I had a tiny little skin cancerette removed from under my nose, and it's a rich source of blood vessels there. I can feel the blood pulsing there right now, this has got me so het up.

Tuesday, February 15, 2011


Where I grew up, in rural Georgia, it was a 15-minute trip to get to town. Town-town, where you'd get your hair cut or buy a pair of shoes or real groceries or underpants, not Rentz, where you might run if you needed to get a smallish check cashed, or you needed a dozen eggs to make a cake, or you were pining for a Coca-Cola or some Pet ice cream.

We lived with my grandmother (Grandmother or Grandmama, not Granny, heaven forbid), and I was with her constantly if I wasn't in school. My grandmother would have died before she'd have left the house without getting dressed, and she'd have sooner sprouted wings and flown before taking anybody to town with her who wasn't shined up, too.

To get to town, we drove up 441, and it was impossible not to drive past the home of a particular family of indeterminate means. I should say their means were indeterminate to me, just as ours were. I thought we were filthy rich because in every direction you could look from our house, it all belonged to relatives.

This particular home was sided with shingles of some description and was the type with steep-pitched tin roof with a deep front porch supported by a post at either end, and one on either side of the steps. Between the posts was a shelf made of 2x8 pieces of lumber, a place to set your drink down, were you to be outside cooling off, as you likely were to be, as air conditioning was not widespread in the 70s.

Living in this home was a woman my mother told me was a washerwoman. She didn't tell me anything else, though I constantly asked.

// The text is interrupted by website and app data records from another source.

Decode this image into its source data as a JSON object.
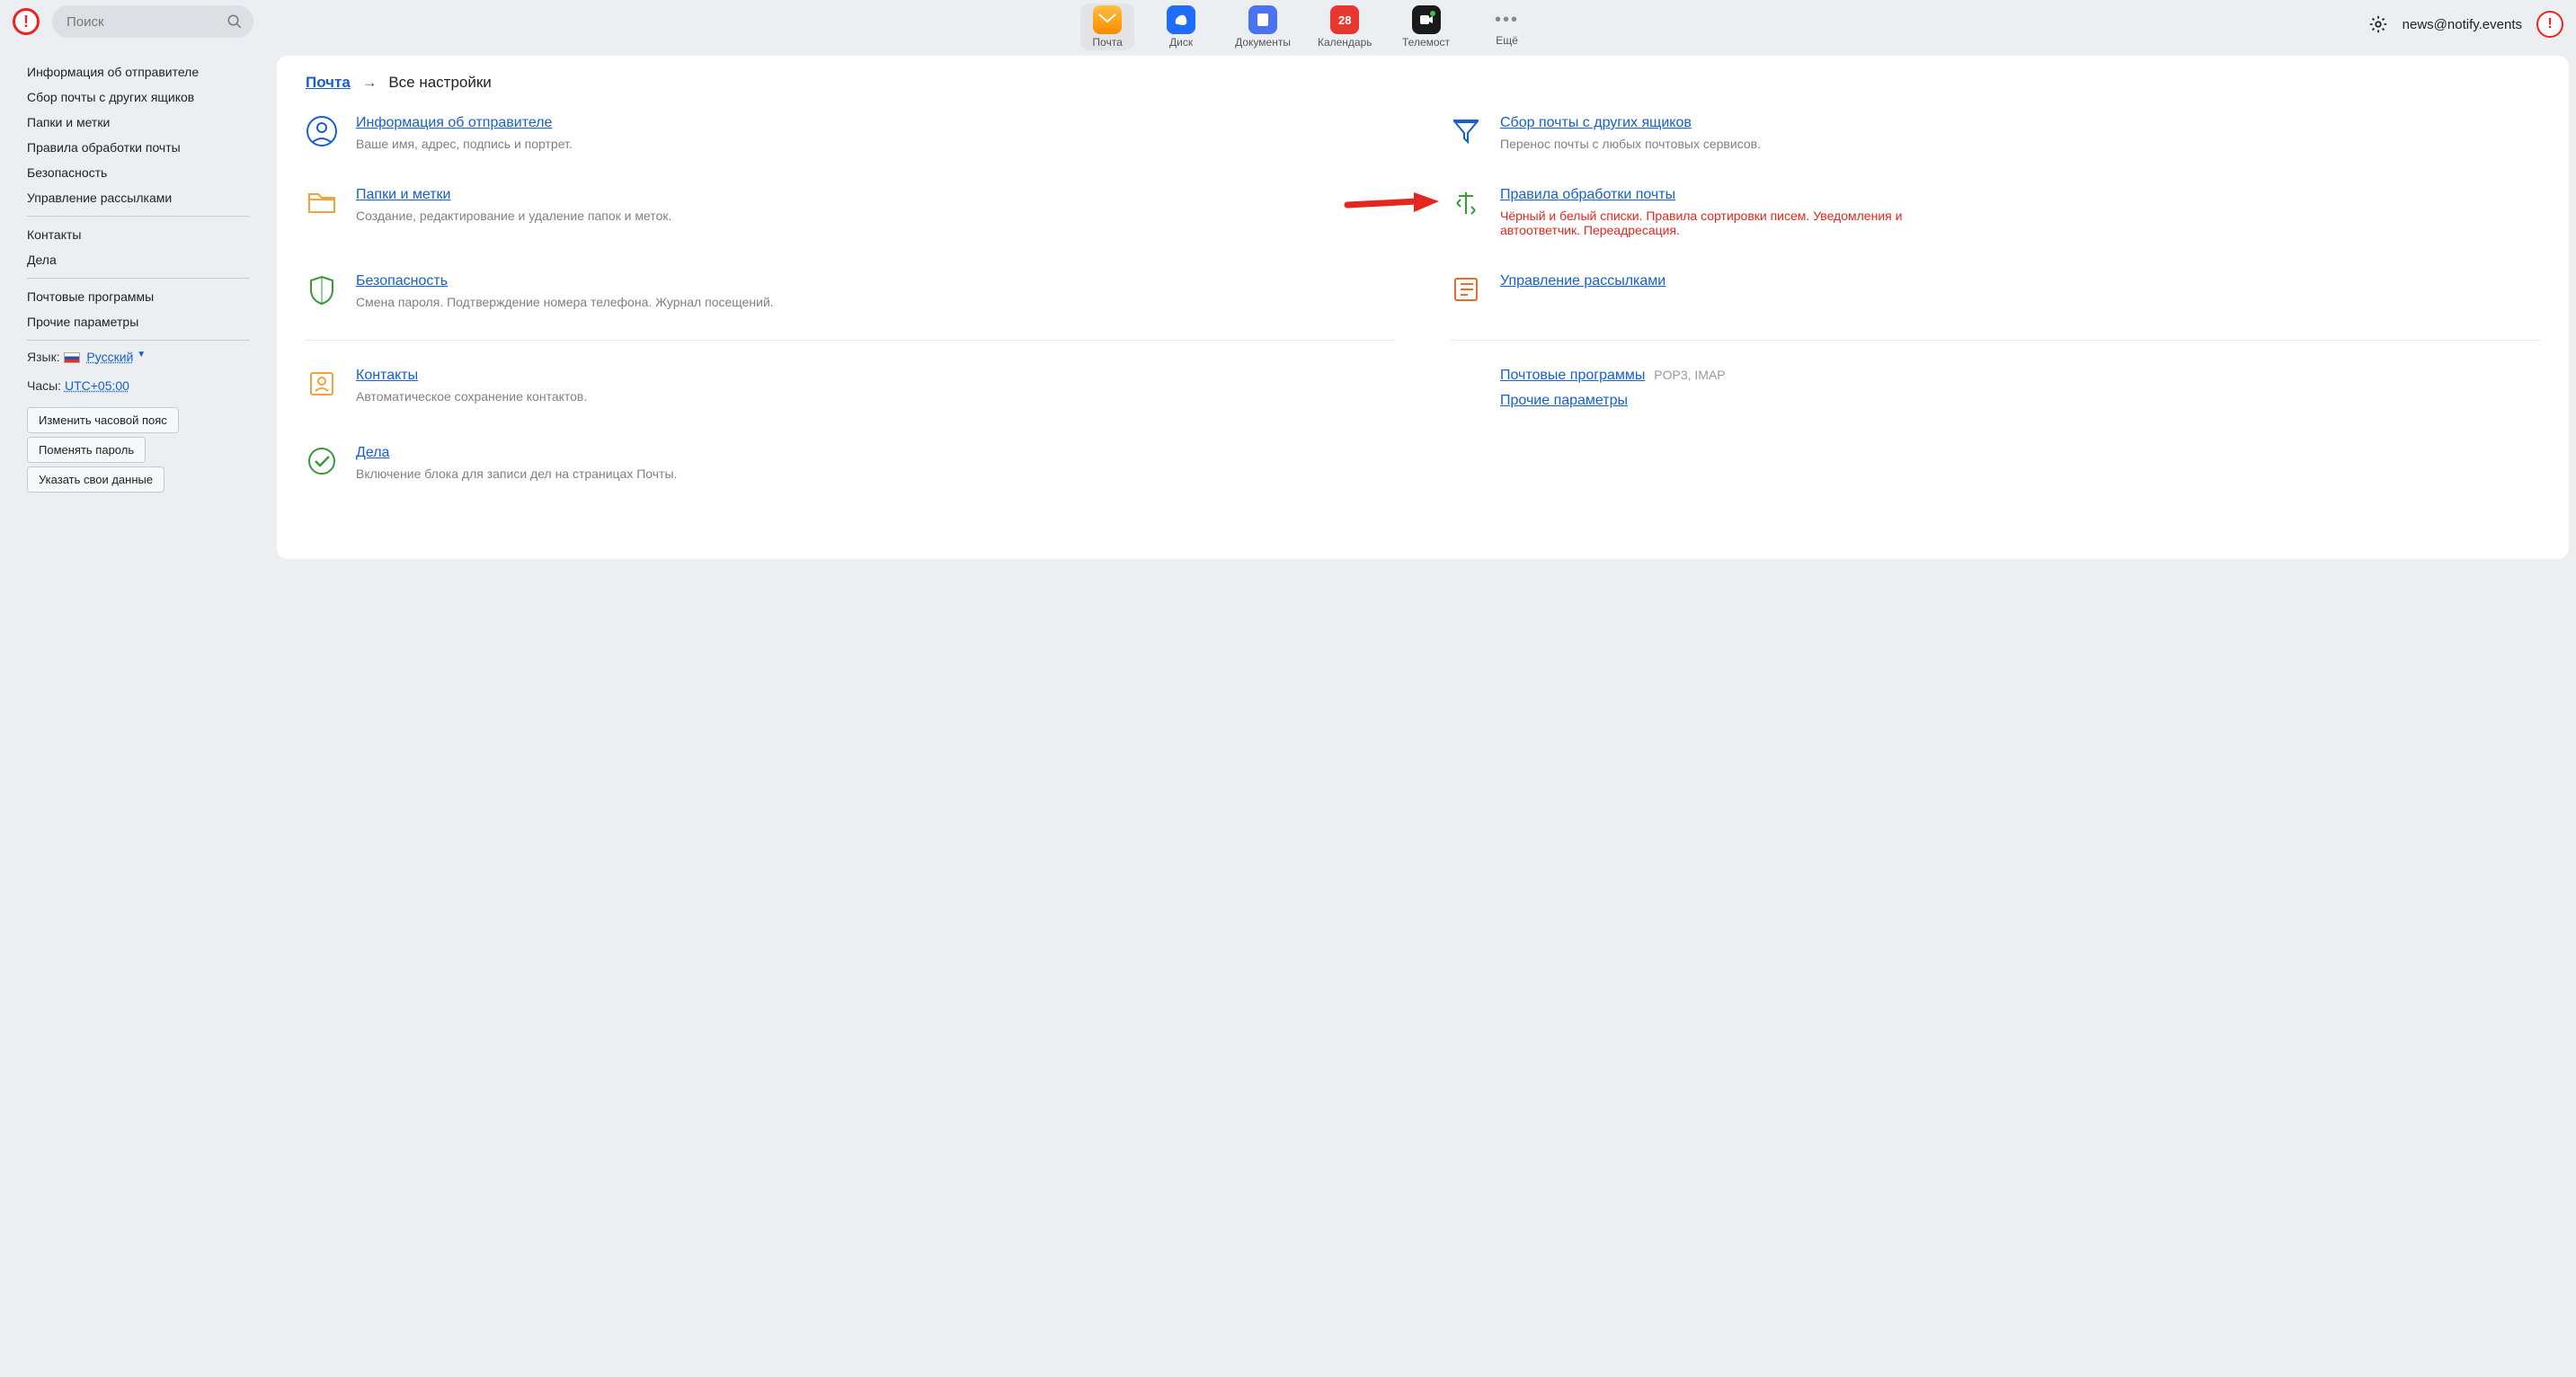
{
  "header": {
    "search_placeholder": "Поиск",
    "user_email": "news@notify.events"
  },
  "services": [
    {
      "key": "mail",
      "label": "Почта",
      "active": true
    },
    {
      "key": "disk",
      "label": "Диск"
    },
    {
      "key": "docs",
      "label": "Документы"
    },
    {
      "key": "cal",
      "label": "Календарь",
      "badge": "28"
    },
    {
      "key": "tele",
      "label": "Телемост"
    },
    {
      "key": "more",
      "label": "Ещё"
    }
  ],
  "sidebar": {
    "group1": [
      "Информация об отправителе",
      "Сбор почты с других ящиков",
      "Папки и метки",
      "Правила обработки почты",
      "Безопасность",
      "Управление рассылками"
    ],
    "group2": [
      "Контакты",
      "Дела"
    ],
    "group3": [
      "Почтовые программы",
      "Прочие параметры"
    ],
    "lang_label": "Язык:",
    "lang_value": "Русский",
    "clock_label": "Часы:",
    "clock_value": "UTC+05:00",
    "btn_tz": "Изменить часовой пояс",
    "btn_pw": "Поменять пароль",
    "btn_data": "Указать свои данные"
  },
  "breadcrumb": {
    "root": "Почта",
    "current": "Все настройки"
  },
  "cards": {
    "sender": {
      "title": "Информация об отправителе",
      "desc": "Ваше имя, адрес, подпись и портрет."
    },
    "collect": {
      "title": "Сбор почты с других ящиков",
      "desc": "Перенос почты с любых почтовых сервисов."
    },
    "folders": {
      "title": "Папки и метки",
      "desc": "Создание, редактирование и удаление папок и меток."
    },
    "rules": {
      "title": "Правила обработки почты",
      "desc": "Чёрный и белый списки. Правила сортировки писем. Уведомления и автоответчик. Переадресация."
    },
    "security": {
      "title": "Безопасность",
      "desc": "Смена пароля. Подтверждение номера телефона. Журнал посещений."
    },
    "subs": {
      "title": "Управление рассылками"
    },
    "contacts": {
      "title": "Контакты",
      "desc": "Автоматическое сохранение контактов."
    },
    "clients": {
      "title": "Почтовые программы",
      "extra": "POP3, IMAP"
    },
    "other": {
      "title": "Прочие параметры"
    },
    "todo": {
      "title": "Дела",
      "desc": "Включение блока для записи дел на страницах Почты."
    }
  }
}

This washerwoman had a penchant for sitting in her mean little rocker with the missing rockers, her feet thrown up on that shelf, her dress pulled up around her thighs.

When I went to town with Grandmother, as we passed by that house, she would hold her foot down hard on the gas, a death grip on the steering wheel, and stare straight ahead, saying, every time, "Just like a slattery."

I finally worked up the nerve to ask her what a slattery was, and she merely replied, "Something you will never be."